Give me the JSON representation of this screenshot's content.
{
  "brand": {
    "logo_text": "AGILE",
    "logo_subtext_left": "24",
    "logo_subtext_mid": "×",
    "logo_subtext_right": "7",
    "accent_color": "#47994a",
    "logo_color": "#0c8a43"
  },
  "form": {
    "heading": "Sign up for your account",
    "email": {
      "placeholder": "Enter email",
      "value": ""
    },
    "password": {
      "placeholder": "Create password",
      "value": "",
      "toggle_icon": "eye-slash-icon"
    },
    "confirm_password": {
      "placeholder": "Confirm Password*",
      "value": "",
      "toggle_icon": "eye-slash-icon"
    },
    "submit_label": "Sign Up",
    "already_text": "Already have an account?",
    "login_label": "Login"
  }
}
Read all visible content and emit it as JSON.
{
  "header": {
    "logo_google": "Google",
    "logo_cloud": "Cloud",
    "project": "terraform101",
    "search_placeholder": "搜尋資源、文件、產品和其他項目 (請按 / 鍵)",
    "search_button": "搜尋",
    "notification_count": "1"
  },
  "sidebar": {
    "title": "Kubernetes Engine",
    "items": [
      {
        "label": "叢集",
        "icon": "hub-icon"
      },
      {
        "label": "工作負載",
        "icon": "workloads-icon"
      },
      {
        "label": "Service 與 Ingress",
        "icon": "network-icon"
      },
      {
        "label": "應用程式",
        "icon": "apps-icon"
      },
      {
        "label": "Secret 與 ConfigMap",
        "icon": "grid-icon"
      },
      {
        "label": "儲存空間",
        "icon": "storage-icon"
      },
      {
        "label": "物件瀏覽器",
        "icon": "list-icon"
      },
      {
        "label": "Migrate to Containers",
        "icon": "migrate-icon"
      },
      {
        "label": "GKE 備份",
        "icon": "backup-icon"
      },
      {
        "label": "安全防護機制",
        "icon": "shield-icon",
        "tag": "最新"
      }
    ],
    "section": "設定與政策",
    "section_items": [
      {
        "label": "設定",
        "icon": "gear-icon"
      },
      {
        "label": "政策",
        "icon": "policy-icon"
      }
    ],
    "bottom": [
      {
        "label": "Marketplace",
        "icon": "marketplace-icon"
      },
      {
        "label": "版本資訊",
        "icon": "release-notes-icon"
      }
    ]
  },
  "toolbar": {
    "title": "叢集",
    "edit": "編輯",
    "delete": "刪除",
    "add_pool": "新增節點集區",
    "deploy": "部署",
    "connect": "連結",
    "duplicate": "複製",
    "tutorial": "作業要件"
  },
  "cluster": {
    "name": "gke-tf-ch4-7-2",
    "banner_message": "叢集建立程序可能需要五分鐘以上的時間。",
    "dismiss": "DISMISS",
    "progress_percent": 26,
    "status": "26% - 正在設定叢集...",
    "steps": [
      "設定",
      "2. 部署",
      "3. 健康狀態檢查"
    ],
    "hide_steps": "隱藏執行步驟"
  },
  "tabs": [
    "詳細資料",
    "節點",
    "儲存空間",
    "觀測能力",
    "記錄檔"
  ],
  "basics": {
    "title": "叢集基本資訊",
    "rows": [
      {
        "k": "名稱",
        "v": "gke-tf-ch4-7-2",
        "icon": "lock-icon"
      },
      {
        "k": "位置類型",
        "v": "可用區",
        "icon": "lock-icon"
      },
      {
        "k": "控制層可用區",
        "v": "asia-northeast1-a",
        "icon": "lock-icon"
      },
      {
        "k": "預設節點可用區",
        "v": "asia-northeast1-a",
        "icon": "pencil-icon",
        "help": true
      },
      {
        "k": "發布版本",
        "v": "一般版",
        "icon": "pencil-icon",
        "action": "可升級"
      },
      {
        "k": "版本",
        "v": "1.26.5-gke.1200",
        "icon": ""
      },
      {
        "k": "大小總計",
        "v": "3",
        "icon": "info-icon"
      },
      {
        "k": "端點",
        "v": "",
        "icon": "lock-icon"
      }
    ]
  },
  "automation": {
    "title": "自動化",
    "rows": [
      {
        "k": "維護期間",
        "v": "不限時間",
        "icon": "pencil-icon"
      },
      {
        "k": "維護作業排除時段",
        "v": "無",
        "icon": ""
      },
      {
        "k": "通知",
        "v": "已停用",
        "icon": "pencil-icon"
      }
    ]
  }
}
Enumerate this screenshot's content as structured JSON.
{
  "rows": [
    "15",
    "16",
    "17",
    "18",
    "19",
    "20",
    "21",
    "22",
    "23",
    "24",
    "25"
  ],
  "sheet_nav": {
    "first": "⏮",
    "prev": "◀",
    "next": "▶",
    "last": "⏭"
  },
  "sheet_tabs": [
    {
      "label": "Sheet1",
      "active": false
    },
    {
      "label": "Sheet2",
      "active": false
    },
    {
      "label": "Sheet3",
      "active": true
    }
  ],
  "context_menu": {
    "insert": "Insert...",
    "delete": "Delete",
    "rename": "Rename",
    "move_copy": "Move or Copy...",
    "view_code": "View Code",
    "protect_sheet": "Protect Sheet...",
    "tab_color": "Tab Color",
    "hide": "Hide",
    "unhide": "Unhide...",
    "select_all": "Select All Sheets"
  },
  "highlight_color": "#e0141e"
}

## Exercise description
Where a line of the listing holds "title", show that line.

## Answer section
    "title": "Kubernetes Engine",
    "title": "叢集",
    "title": "叢集基本資訊",
    "title": "自動化",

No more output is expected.